I'm not a videogamer, so I'll admit up front that I'm generalizing from related areas: as a boardgamer or RPG player, would I want to share space with people creating games, game systems, modules, and player aids?
My personal reaction is: yes, very much so! First off, when creators participate in player "places", it raises the quality -- players can get direct answers, developers can get real user feedback (and maybe find playtesters), and, in short, makers and consumers can have dialogue that benefits both.
Further, some players are also small-scale developers. In the games I play, this is in the space of house rules, player aids, and other customizations. It'd sure be great to have the experience of people who have more than anecdotal input when I'm trying to get the balance on my house rules right -- when I'm doing, at a small scale, what game developers do at a larger scale. I understand that "mods" are core to videogames, or at least are core for many players, and that these mods are essentially game-development overlays. If that's true, then a player working on a mod is kind of like me working on a house rule for Through the Ages or D&D.
Unless players or game developers tell us strongly that "no, we need to be separate", I'd like to see us default to one inclusive community. The whole network is still small; none of our communities is huge and getting so much traffic that people can't find what they're looking for. Let's build on what we have in common, not put up walls prematurely.

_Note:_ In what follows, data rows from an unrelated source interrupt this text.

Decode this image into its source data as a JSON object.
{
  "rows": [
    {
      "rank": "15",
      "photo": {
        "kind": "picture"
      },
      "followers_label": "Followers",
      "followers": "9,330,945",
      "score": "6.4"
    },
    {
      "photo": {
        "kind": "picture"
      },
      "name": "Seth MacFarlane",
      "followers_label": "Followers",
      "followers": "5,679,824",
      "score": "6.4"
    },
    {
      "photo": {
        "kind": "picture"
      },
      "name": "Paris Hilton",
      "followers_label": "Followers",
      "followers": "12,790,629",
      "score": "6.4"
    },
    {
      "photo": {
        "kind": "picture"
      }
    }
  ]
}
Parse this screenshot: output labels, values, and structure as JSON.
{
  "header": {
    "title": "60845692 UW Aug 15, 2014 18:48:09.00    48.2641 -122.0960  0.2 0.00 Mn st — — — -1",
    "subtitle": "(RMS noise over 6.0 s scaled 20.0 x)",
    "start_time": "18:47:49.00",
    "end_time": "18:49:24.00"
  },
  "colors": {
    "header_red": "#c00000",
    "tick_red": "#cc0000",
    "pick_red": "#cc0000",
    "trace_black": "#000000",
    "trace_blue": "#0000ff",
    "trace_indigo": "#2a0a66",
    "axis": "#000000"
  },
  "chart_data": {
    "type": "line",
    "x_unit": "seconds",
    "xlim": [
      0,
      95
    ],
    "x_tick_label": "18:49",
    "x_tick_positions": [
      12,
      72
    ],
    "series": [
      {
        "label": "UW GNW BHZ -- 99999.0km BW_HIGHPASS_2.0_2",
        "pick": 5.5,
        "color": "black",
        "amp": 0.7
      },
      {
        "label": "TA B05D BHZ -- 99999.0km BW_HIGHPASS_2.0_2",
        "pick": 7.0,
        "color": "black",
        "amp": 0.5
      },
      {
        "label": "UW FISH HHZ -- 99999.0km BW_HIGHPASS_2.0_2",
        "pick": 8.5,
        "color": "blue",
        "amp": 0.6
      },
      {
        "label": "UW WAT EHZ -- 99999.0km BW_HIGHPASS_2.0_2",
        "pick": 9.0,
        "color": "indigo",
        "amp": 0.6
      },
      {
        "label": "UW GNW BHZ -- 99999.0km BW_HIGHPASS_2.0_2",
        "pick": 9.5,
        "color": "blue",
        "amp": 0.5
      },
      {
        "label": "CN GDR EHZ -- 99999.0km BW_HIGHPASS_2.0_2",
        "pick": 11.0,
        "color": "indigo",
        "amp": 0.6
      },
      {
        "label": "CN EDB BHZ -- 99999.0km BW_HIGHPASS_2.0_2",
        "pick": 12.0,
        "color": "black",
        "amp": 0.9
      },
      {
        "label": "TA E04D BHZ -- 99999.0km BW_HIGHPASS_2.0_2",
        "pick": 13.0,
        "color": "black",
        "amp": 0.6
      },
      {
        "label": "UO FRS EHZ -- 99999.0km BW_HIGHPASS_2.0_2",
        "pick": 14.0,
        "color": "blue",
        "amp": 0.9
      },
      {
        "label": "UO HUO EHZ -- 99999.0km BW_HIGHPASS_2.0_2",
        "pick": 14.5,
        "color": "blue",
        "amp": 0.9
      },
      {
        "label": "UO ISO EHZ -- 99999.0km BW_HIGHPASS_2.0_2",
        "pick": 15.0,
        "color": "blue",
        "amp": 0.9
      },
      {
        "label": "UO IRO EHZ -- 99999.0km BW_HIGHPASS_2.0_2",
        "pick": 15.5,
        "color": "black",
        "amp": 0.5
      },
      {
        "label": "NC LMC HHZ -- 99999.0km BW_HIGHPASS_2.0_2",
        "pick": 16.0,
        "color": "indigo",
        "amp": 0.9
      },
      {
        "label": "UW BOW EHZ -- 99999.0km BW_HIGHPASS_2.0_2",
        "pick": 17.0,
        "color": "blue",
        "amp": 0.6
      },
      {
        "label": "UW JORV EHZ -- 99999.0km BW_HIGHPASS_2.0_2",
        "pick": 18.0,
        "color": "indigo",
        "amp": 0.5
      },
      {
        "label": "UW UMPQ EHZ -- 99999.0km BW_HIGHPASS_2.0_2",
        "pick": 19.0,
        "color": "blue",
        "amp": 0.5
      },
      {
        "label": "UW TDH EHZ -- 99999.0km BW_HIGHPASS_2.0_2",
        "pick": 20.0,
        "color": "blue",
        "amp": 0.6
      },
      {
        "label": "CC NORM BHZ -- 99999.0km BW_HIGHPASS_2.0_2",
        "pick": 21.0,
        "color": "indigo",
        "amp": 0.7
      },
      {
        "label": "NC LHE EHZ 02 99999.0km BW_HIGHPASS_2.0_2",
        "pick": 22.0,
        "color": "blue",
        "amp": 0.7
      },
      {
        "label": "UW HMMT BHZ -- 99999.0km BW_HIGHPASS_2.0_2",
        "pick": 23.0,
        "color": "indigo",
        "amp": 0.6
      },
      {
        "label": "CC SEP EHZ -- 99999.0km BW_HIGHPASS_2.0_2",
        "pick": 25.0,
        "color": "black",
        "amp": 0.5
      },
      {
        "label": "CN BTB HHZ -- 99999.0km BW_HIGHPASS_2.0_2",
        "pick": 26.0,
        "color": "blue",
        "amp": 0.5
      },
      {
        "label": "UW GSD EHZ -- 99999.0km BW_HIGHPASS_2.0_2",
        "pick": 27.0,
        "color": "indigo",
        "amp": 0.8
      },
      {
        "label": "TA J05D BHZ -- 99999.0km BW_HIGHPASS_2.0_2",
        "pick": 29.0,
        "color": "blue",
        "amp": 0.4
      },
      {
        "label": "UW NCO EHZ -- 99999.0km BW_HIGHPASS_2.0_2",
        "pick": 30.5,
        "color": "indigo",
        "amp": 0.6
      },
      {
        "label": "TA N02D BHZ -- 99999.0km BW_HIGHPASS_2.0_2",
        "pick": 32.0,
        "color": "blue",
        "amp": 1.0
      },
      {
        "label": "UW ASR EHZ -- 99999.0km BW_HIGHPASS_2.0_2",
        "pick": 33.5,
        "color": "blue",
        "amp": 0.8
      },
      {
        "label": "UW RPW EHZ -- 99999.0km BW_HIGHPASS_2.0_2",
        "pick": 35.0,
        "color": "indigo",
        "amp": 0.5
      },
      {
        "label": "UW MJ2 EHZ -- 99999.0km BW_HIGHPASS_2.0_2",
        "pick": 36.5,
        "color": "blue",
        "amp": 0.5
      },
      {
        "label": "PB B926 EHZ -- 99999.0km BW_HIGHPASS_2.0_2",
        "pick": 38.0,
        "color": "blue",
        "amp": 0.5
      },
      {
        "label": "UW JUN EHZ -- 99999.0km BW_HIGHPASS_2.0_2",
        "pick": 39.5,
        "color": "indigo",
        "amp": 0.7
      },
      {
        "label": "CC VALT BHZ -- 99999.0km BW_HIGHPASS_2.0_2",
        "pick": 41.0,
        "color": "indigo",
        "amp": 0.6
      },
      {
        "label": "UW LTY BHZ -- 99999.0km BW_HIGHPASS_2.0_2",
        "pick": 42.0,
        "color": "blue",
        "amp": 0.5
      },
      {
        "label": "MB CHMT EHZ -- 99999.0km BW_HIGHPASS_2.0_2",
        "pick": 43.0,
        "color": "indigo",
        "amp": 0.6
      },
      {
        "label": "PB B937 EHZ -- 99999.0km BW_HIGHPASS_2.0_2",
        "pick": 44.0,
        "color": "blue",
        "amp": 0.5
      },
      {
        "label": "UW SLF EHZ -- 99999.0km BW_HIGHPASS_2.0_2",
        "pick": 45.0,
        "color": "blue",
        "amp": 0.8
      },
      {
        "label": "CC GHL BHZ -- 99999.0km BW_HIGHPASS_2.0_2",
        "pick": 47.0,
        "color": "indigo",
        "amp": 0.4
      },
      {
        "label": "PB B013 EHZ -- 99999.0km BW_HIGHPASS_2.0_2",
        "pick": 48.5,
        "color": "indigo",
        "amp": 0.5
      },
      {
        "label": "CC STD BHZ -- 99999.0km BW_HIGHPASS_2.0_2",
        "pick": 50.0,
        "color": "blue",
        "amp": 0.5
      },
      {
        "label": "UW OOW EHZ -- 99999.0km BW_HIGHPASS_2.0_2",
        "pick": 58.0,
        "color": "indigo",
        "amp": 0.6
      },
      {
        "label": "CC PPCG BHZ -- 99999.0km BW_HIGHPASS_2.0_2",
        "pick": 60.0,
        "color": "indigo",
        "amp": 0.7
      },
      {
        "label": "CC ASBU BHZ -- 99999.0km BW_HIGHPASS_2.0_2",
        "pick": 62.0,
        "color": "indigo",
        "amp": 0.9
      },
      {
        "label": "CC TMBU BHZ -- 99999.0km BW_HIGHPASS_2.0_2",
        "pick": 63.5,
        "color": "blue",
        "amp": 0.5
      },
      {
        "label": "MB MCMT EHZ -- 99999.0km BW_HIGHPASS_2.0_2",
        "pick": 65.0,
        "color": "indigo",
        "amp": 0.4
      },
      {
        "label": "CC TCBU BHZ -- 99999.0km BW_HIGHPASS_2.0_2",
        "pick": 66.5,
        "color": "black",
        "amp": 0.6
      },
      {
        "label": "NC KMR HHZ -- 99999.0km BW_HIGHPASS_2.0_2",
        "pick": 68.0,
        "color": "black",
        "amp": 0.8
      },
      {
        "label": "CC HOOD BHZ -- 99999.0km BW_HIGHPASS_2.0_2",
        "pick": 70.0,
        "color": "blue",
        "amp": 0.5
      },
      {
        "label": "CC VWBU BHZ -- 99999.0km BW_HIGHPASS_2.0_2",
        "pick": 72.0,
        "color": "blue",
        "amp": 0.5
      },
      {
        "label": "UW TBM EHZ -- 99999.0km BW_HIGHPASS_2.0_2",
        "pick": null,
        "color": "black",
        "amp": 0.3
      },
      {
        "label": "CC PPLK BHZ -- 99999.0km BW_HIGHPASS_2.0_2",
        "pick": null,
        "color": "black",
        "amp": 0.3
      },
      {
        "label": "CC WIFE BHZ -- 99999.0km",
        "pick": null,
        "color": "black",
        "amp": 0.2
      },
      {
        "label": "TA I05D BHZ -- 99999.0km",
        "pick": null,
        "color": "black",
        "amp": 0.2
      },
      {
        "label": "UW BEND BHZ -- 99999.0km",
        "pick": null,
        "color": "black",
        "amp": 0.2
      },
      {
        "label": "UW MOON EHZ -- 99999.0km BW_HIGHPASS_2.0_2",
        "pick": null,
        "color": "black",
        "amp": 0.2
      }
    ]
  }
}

This question came up when we were getting ready to launch Software Development, too: should there be one general community, or should we make different communities for different aspects of software development, like one for "just code" questions and one for design and one for QA, or maybe divide it up based on technologies (embedded and cloud were both proposed as specializations). We decided to create one community, planning from the start to be able to support a split later if a sub-community arises that really should be separate. We can take that approach with this, too. Let's build a single place together, and if in time it becomes clear that there are two separate (if overlapping) communities that want to be able to focus more on their separate concerns, we can create a new community then and move posts as necessary.